*Excerpted records*.
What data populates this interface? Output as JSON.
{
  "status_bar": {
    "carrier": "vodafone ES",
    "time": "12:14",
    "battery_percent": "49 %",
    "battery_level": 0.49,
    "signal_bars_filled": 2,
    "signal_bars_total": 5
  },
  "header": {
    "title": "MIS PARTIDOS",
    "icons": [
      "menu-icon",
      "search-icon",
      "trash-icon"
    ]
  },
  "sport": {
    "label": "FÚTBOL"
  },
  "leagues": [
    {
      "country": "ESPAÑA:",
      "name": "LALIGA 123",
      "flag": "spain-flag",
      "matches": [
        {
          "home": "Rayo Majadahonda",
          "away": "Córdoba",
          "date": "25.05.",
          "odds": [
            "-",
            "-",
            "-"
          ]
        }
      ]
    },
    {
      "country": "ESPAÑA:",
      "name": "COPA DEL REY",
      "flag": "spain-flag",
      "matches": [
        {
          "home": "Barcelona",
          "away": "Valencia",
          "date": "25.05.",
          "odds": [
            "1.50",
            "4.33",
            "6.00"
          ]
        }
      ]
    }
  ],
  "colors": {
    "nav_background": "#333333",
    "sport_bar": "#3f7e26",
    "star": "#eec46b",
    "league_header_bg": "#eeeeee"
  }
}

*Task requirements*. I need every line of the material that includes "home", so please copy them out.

*Response box*.
          "home": "Rayo Majadahonda",
          "home": "Barcelona",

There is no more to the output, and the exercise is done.